Driving down the ‘main street’ of Dili, past the crossroads which to the right goes to the university and the parliament (fatefully facing each other), and to the left is the scorched hulk of Hello Mister. Looking through a 10 cm strip of non-tinted glass in the taxi windshield, between the dangling chain of unidentifiable stuffed-animals dangling from suction-cups, I spot two Chinese guys squatting on their heels in front of a tarp covered in two kinds of shoes. They are hawking shoes recently hauled across the border.
“Shoes,” I said, trying to gauge the driver’s reaction.
“They must have lots of shoes in America,” he said. “Good shoes, not like these.”
“Yeah,” I said, “They all come from Indonesia though!”
I just thought of how strange this was. A pair of fairly rotten tennis shoes here will cost you $20. In America, if you go bargain shopping, you can find a quite good pair of tennis shoes for $30. They both come from Indonesia, right next door. Why doesn’t Timor get good shoes for a cheaper price?
I suppose it’s what the market will bear. Here there are not a lot of shoe buyers (more flip-flop buyers). The new-shoe buyers are most likely interested in image above all else here. Being the first shoe-wearer on the block. Customer satisfaction and quality just does not exist in a place like this.
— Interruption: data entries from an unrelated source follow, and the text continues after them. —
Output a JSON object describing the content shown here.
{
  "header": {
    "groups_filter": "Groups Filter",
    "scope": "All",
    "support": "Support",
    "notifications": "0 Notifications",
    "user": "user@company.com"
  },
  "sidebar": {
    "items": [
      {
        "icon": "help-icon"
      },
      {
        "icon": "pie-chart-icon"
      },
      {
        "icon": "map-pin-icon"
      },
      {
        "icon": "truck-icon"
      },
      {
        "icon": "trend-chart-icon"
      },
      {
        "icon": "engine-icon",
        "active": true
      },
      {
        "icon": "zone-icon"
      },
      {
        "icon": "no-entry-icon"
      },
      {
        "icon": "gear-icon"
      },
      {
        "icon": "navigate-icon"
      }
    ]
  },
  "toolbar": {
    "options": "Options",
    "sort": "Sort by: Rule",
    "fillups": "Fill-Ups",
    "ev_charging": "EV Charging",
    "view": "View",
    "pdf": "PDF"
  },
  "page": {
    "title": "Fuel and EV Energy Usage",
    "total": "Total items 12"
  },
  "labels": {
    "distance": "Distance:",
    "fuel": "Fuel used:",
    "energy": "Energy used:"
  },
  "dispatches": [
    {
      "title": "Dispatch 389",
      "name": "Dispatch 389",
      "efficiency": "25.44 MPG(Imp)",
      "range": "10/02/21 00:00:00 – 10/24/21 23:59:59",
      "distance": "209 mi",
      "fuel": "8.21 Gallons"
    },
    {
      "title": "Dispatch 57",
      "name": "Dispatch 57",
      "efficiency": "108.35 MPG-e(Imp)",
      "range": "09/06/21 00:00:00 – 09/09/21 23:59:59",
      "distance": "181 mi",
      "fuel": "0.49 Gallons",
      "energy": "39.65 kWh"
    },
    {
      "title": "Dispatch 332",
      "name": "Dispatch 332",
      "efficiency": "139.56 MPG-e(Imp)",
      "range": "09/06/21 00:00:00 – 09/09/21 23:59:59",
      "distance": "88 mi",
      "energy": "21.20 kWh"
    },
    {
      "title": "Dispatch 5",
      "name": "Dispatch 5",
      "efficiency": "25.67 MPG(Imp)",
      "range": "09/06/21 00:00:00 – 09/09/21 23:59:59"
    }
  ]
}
Everything is pirated, made as cheaply as possible and there is no such thing as brand loyalty.
In America there is a vast market for shoes. We demand quality, because we still remember when good shoes were made in Mexico, England and America. Image matters, but we would never accept the same rubber and plastic detritus that sells here. And we demand low prices. The race to the bottom.
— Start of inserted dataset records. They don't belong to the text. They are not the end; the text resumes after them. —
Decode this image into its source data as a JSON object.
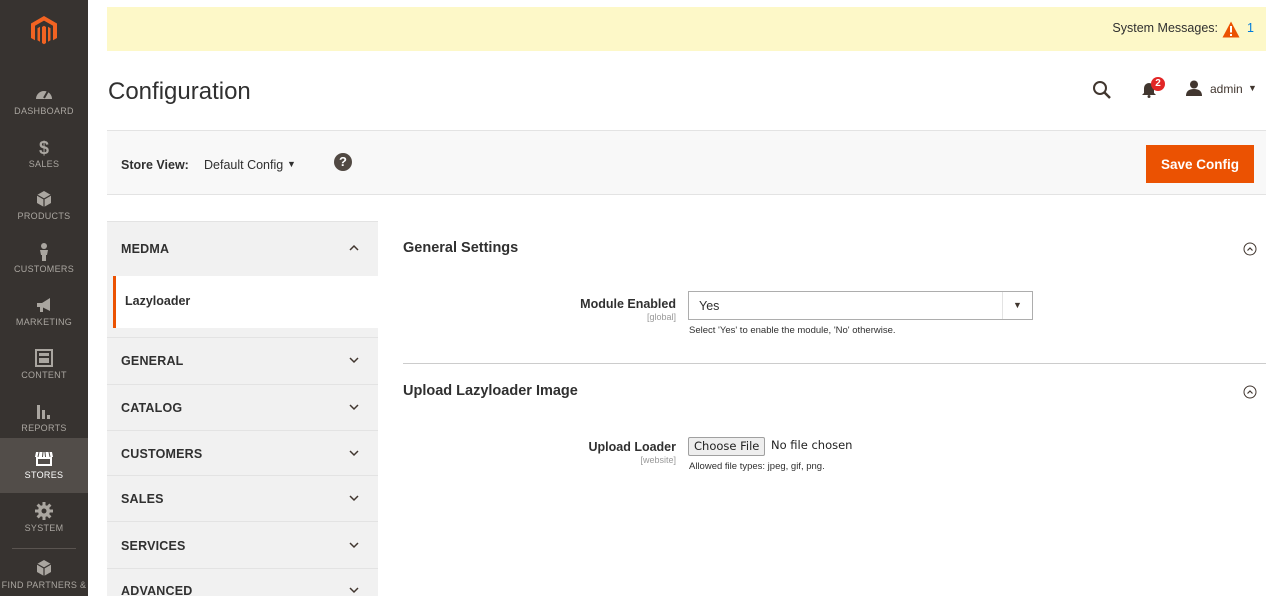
{
  "sidebar": {
    "logo": "magento-logo-icon",
    "items": [
      {
        "label": "DASHBOARD",
        "icon": "speedometer-icon",
        "active": false
      },
      {
        "label": "SALES",
        "icon": "dollar-icon",
        "active": false
      },
      {
        "label": "PRODUCTS",
        "icon": "cube-icon",
        "active": false
      },
      {
        "label": "CUSTOMERS",
        "icon": "person-icon",
        "active": false
      },
      {
        "label": "MARKETING",
        "icon": "megaphone-icon",
        "active": false
      },
      {
        "label": "CONTENT",
        "icon": "layout-icon",
        "active": false
      },
      {
        "label": "REPORTS",
        "icon": "bar-chart-icon",
        "active": false
      },
      {
        "label": "STORES",
        "icon": "store-icon",
        "active": true
      },
      {
        "label": "SYSTEM",
        "icon": "gear-icon",
        "active": false
      },
      {
        "label": "FIND PARTNERS &",
        "icon": "partner-cube-icon",
        "active": false
      }
    ]
  },
  "system_messages": {
    "label": "System Messages:",
    "count": "1",
    "icon": "warning-triangle-icon"
  },
  "header": {
    "title": "Configuration",
    "notification_count": "2",
    "user": "admin"
  },
  "actions": {
    "store_view_label": "Store View:",
    "store_view_value": "Default Config",
    "help": "?",
    "save_label": "Save Config"
  },
  "tabs": {
    "groups": [
      {
        "title": "MEDMA",
        "expanded": true
      },
      {
        "title": "GENERAL",
        "expanded": false
      },
      {
        "title": "CATALOG",
        "expanded": false
      },
      {
        "title": "CUSTOMERS",
        "expanded": false
      },
      {
        "title": "SALES",
        "expanded": false
      },
      {
        "title": "SERVICES",
        "expanded": false
      },
      {
        "title": "ADVANCED",
        "expanded": false
      }
    ],
    "active_item": "Lazyloader"
  },
  "sections": {
    "general": {
      "title": "General Settings",
      "field_label": "Module Enabled",
      "field_scope": "[global]",
      "field_value": "Yes",
      "field_note": "Select 'Yes' to enable the module, 'No' otherwise."
    },
    "upload": {
      "title": "Upload Lazyloader Image",
      "field_label": "Upload Loader",
      "field_scope": "[website]",
      "button_label": "Choose File",
      "status": "No file chosen",
      "field_note": "Allowed file types: jpeg, gif, png."
    }
  },
  "colors": {
    "accent": "#eb5202",
    "sidebar_bg": "#373330",
    "sysbar_bg": "#fdf8c8"
  }
}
In East Timor, we only have a couple of boats a week and a couple of smugglers on the streets a week. So we are getting the dregs from China and Surabaya, but not the rock bottom prices. A cycle of misery and heaps of 3-month old, destroyed shoes.